Dataset entries below:

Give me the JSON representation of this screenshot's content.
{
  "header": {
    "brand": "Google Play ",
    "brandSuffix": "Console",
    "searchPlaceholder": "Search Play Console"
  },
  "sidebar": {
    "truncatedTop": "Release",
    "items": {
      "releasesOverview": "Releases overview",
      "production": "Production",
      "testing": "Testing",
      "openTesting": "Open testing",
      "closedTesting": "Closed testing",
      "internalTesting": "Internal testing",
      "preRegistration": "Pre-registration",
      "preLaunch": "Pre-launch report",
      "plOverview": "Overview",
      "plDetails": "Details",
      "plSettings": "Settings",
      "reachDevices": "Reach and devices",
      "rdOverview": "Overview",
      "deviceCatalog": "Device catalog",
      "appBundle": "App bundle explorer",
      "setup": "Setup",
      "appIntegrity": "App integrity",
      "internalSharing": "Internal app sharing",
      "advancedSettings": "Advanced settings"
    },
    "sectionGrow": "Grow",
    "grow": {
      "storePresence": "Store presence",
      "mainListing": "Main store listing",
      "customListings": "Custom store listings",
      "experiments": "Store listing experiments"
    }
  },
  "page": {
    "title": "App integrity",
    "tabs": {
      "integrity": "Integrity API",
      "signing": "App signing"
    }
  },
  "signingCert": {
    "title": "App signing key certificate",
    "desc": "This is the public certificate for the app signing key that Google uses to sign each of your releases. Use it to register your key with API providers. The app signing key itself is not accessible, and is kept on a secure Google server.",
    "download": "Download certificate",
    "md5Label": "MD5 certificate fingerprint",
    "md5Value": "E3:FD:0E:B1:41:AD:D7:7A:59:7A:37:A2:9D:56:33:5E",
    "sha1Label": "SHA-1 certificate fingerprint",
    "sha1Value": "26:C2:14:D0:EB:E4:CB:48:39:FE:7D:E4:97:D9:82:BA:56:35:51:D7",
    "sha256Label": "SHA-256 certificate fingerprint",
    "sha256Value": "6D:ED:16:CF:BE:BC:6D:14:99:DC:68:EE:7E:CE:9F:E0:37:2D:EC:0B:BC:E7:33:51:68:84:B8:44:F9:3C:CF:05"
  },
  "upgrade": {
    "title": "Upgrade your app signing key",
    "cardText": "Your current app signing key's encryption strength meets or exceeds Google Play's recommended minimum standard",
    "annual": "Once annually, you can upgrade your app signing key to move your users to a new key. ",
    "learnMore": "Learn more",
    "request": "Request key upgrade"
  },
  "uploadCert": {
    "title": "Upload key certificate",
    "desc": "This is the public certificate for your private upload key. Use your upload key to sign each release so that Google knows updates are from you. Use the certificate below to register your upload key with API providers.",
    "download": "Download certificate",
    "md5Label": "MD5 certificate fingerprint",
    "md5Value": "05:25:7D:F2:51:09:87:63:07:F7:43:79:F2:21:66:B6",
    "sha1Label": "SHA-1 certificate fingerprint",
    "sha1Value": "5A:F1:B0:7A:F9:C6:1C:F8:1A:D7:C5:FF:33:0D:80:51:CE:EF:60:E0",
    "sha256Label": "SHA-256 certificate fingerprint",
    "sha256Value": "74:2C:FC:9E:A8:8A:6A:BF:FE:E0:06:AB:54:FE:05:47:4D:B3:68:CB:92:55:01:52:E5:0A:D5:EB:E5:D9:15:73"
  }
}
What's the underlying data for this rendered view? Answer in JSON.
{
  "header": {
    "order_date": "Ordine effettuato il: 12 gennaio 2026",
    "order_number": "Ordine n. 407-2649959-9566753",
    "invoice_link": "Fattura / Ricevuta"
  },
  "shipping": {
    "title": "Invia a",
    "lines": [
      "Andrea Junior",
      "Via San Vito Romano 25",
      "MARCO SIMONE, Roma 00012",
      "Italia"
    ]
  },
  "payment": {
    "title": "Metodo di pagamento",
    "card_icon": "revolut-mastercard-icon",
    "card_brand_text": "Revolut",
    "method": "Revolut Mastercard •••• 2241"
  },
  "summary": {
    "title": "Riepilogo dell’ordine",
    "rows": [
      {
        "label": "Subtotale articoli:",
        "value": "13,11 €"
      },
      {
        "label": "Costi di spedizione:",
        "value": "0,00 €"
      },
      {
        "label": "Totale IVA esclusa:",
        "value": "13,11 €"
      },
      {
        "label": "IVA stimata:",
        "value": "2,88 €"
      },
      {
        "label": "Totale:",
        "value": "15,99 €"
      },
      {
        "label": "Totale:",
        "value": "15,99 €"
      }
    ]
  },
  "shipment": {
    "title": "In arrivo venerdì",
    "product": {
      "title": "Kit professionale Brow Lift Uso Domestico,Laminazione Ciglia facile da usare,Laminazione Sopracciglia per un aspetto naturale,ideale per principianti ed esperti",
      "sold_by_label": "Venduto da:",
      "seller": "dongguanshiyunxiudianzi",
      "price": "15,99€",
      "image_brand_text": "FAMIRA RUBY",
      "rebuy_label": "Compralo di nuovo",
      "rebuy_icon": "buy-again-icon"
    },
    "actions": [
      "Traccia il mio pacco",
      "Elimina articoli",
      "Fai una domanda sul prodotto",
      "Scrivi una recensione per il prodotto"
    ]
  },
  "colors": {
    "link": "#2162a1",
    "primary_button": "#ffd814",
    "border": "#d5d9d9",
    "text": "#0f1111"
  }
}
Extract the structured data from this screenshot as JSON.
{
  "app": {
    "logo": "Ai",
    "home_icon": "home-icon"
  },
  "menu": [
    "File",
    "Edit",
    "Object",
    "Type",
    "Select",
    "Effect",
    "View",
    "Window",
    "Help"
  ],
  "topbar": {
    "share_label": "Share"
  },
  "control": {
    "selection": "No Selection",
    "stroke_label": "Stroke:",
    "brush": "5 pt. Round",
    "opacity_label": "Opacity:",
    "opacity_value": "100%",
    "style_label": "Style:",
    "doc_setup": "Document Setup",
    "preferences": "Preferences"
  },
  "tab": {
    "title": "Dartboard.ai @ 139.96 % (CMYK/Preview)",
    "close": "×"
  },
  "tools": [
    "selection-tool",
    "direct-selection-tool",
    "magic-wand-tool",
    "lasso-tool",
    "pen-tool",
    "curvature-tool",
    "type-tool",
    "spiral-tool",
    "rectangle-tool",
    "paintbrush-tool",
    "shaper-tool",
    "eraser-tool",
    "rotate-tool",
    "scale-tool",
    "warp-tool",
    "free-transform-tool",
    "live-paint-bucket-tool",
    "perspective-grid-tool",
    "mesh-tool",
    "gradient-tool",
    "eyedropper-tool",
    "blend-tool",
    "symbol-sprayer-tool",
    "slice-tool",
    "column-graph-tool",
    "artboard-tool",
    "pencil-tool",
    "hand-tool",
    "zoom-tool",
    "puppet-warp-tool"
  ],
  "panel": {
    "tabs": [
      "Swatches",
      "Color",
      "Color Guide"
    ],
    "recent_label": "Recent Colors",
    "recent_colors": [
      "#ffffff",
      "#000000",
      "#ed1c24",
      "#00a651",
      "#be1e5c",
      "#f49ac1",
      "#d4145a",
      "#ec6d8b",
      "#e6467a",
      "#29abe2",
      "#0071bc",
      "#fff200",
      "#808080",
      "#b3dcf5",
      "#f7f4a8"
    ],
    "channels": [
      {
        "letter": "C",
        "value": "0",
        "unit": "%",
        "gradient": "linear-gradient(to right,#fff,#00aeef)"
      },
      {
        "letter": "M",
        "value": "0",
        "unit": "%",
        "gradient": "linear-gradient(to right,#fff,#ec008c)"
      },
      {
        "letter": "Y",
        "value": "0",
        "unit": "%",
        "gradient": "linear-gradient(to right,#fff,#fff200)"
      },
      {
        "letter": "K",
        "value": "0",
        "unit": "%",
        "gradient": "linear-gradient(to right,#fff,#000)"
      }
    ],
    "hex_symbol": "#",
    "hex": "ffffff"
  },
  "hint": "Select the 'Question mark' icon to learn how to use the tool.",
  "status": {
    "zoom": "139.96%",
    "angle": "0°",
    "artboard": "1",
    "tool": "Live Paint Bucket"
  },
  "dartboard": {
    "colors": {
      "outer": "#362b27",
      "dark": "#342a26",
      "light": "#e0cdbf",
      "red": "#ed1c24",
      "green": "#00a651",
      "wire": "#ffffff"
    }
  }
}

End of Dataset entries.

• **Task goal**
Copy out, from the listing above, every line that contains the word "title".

• **Response to the task**
    "title": "App integrity",
    "title": "App signing key certificate",
    "title": "Upgrade your app signing key",
    "title": "Upload key certificate",
    "title": "Invia a",
    "title": "Metodo di pagamento",
    "title": "Riepilogo dell’ordine",
    "title": "In arrivo venerdì",
      "title": "Kit professionale Brow Lift Uso Domestico,Laminazione Ciglia facile da usare,Laminazione Sopracciglia per un aspetto naturale,ideale per principianti ed esperti",
    "title": "Dartboard.ai @ 139.96 % (CMYK/Preview)",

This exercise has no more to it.